The judge found the reasoning of Koch persuasive, noting that “[e]stablishing the identity of the author of text messages through the use of corroborating evidence is critical to satisfying the authentication requirements of D.R.E. 901.” State v. Zachary, supra. He therefore found that to have the messages admitted at Zachary’s trial, the prosecution, “as the proponent of the text-message evidence, must explain the purpose for which the text messages are being offered and provide sufficient direct or circumstantial evidence corroborating their authorship to satisfy the requirements of D.R.E. 901.” State v. Zachary, supra.
The judge explained that in this case, the prosecution
intends to offer the text messages both as evidence that [Zachary] conspired with the alleged shooter to rob Watkins and Brady, and as statements of co-conspirators. As such, the messages are only relevant to the extent that the State can authenticate that [he] authored all of the outgoing messages and that the alleged shooter authored the incoming messages.

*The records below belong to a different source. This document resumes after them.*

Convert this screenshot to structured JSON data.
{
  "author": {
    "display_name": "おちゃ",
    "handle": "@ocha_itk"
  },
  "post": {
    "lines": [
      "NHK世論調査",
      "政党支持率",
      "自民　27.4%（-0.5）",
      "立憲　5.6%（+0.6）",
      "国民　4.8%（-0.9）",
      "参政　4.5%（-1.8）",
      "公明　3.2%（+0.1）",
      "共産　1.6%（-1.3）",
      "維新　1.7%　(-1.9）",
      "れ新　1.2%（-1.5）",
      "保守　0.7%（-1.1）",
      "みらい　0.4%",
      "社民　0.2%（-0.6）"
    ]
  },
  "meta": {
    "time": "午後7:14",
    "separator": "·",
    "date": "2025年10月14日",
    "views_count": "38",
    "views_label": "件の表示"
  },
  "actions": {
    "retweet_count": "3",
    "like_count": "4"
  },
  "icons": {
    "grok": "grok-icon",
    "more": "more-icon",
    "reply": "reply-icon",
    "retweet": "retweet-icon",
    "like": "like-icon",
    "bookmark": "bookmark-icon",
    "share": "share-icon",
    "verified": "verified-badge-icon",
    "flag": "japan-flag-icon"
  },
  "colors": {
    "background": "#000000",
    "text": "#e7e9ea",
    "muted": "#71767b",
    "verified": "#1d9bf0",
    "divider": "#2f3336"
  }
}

The parties agree that [Zachary] authored all of the outgoing messages. Indeed, the State is prepared to corroborate that [he] was the author of the outgoing messages with testimony from various witnesses with knowledge of [Zachary’s] cell phone number and use of the signature `$RootOfAllEvil.’
Glaringly absent in this case is any evidence tending to substantiate that the alleged shooter wrote the 202 messages. In the present case, authentication requires more than mere confirmation that the 202 number belongs to a particular person. Indeed, the 202 number was issued to a prepaid cell phone, and, therefore, had no registered owner or user associated with it. Thus, the State must rely on circumstantial evidence to corroborate that the alleged shooter authored the 202 messages.
At the evidentiary hearing [on the motion in limine], the State announced its intentions to authenticate the text messages by the content of the exchange. The State argued that only the alleged shooter would be inquiring into [Zachary’s] whereabouts in the hours preceding the shooting, and that a jury could reasonably infer from the messages themselves that the alleged shooter was speaking of Watkins and Brady when he told [Zachary] to `kum rob dub’ and `get em and stay wit him.’
State v. Zachary, supra. (In a footnote, the judge points out that at the evidentiary hearing on the motion in limine, "counsel informed the Court that the payment records that the State could have used to determine the identity of the prepaid phone user were no longer available from the provider." State v. Zachary, supra.)
The judge did not buy the prosecution’s argument, explaining that the content of
this conversation is somewhat cryptic. It's equally plausible to infer that [Zachary] was merely discussing his gambling activities with an unknown individual in this exchange.
There are no contextual clues in the text messages themselves that tend to corroborate that the alleged shooter authored the incoming text messages. In other cases in which a message has been held to be authenticated by its content, the identifying characteristics have been much more distinctive of the purported author and often have been corroborated by other events or with forensic computer evidence.
Without additional evidence from which the jury could infer that the alleged shooter authored the incoming messages, the State cannot authenticate the 202 messages. Without proper authentication, this text message exchange is simply not relevant to this case; as it does not have the tendency `to make the existence of any fact that is of consequence to the determination of the action more or less probable’ than it would be without it. D.R.E. 401. Because the State cannot satisfy the requirements of D.R.E. 901, I need not reach the additional bases for exclusion argued by [Zachary].
State v. Zachary, supra.
The judge therefore granted Zachary’s motion in limine. State v. Zachary, supra.